### Brief
Pull every line that includes the word "Weluka" from the data.

#### Given records

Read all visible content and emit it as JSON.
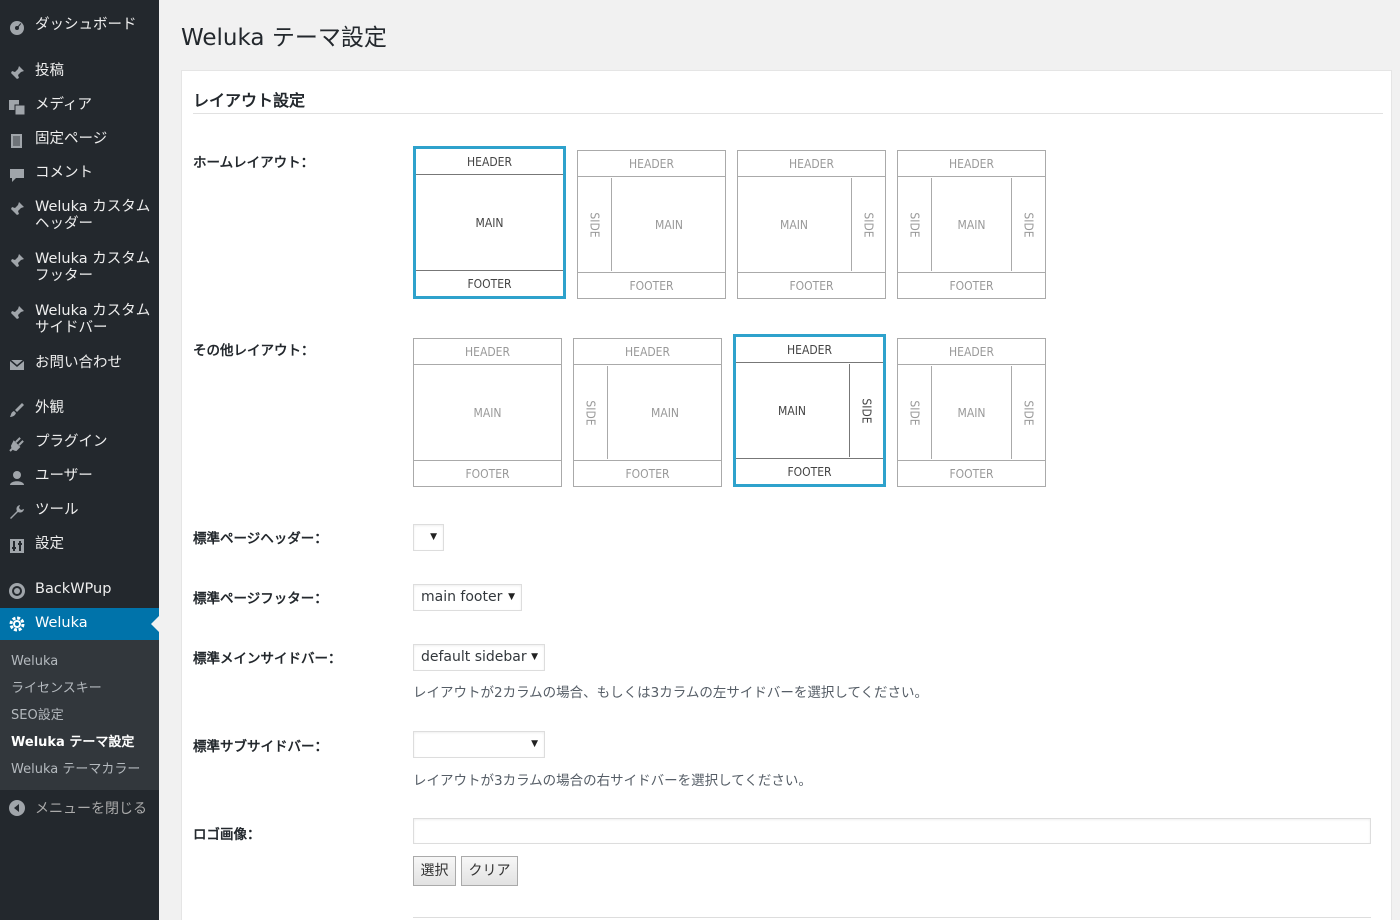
{
  "sidebar": {
    "items": [
      {
        "label": "ダッシュボード",
        "icon": "dashboard-icon"
      },
      {
        "label": "投稿",
        "icon": "pin-icon"
      },
      {
        "label": "メディア",
        "icon": "media-icon"
      },
      {
        "label": "固定ページ",
        "icon": "page-icon"
      },
      {
        "label": "コメント",
        "icon": "comment-icon"
      },
      {
        "label": "Weluka カスタムヘッダー",
        "icon": "pin-icon"
      },
      {
        "label": "Weluka カスタムフッター",
        "icon": "pin-icon"
      },
      {
        "label": "Weluka カスタムサイドバー",
        "icon": "pin-icon"
      },
      {
        "label": "お問い合わせ",
        "icon": "mail-icon"
      },
      {
        "label": "外観",
        "icon": "brush-icon"
      },
      {
        "label": "プラグイン",
        "icon": "plugin-icon"
      },
      {
        "label": "ユーザー",
        "icon": "user-icon"
      },
      {
        "label": "ツール",
        "icon": "wrench-icon"
      },
      {
        "label": "設定",
        "icon": "settings-icon"
      },
      {
        "label": "BackWPup",
        "icon": "backwpup-icon"
      },
      {
        "label": "Weluka",
        "icon": "gear-icon"
      }
    ],
    "submenu": [
      "Weluka",
      "ライセンスキー",
      "SEO設定",
      "Weluka テーマ設定",
      "Weluka テーマカラー"
    ],
    "collapse_label": "メニューを閉じる"
  },
  "page": {
    "title": "Weluka テーマ設定",
    "section_title": "レイアウト設定"
  },
  "layout": {
    "home_label": "ホームレイアウト：",
    "other_label": "その他レイアウト：",
    "header_text": "HEADER",
    "main_text": "MAIN",
    "footer_text": "FOOTER",
    "side_text": "SIDE"
  },
  "fields": {
    "page_header_label": "標準ページヘッダー：",
    "page_header_value": "",
    "page_footer_label": "標準ページフッター：",
    "page_footer_value": "main footer",
    "main_sidebar_label": "標準メインサイドバー：",
    "main_sidebar_value": "default sidebar",
    "main_sidebar_desc": "レイアウトが2カラムの場合、もしくは3カラムの左サイドバーを選択してください。",
    "sub_sidebar_label": "標準サブサイドバー：",
    "sub_sidebar_value": "",
    "sub_sidebar_desc": "レイアウトが3カラムの場合の右サイドバーを選択してください。",
    "logo_label": "ロゴ画像：",
    "logo_value": "",
    "select_button": "選択",
    "clear_button": "クリア"
  },
  "colors": {
    "sidebar_bg": "#23282d",
    "active_bg": "#0073aa",
    "selected_border": "#2ea2cc"
  }
}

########

### Reply to the exercise
        "label": "Weluka カスタムヘッダー",
        "label": "Weluka カスタムフッター",
        "label": "Weluka カスタムサイドバー",
        "label": "Weluka",
      "Weluka",
      "Weluka テーマ設定",
      "Weluka テーマカラー"
    "title": "Weluka テーマ設定",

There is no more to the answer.